Go through the entries below and copy each line containing the word "JSON".

◆ Data about app and page elements
>>>>
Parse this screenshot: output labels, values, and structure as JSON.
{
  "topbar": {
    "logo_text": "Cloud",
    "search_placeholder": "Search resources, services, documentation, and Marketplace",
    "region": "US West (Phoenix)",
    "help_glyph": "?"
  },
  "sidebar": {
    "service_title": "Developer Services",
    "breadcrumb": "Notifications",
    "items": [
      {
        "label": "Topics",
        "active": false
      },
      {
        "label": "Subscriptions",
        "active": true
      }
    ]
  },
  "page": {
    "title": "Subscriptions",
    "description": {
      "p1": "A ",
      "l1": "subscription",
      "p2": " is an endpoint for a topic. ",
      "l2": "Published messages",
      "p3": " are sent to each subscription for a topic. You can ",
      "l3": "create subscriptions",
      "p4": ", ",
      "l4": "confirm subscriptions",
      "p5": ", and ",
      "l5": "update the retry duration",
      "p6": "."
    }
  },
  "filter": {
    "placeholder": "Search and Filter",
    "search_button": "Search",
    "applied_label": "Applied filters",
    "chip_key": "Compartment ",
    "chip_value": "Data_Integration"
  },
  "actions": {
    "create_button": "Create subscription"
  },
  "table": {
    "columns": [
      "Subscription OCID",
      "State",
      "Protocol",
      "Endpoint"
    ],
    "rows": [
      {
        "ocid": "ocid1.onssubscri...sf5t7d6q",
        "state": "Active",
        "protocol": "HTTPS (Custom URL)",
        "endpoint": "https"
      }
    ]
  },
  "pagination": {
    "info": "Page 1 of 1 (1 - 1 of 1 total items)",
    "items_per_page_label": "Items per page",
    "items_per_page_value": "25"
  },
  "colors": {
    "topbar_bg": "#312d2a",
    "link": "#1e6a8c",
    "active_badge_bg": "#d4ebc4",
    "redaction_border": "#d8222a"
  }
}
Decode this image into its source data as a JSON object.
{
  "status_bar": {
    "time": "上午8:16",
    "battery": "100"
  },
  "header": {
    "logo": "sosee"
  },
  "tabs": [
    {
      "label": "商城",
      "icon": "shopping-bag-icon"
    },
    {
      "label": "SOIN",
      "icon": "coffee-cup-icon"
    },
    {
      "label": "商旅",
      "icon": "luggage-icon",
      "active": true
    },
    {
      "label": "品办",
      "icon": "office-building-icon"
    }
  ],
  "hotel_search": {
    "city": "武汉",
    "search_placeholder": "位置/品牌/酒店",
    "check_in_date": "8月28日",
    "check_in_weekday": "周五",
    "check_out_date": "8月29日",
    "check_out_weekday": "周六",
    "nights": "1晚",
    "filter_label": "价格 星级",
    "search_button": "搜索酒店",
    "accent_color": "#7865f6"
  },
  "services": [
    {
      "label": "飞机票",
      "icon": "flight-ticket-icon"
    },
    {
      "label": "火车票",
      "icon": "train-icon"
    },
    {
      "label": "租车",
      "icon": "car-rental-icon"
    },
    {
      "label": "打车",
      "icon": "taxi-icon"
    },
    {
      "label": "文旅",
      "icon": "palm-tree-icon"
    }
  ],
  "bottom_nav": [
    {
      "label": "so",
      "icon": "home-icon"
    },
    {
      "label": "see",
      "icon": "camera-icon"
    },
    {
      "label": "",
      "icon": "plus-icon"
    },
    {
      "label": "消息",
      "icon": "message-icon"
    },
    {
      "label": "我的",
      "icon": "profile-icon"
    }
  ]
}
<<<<
◆ Task solution
Parse this screenshot: output labels, values, and structure as JSON.
Decode this image into its source data as a JSON object.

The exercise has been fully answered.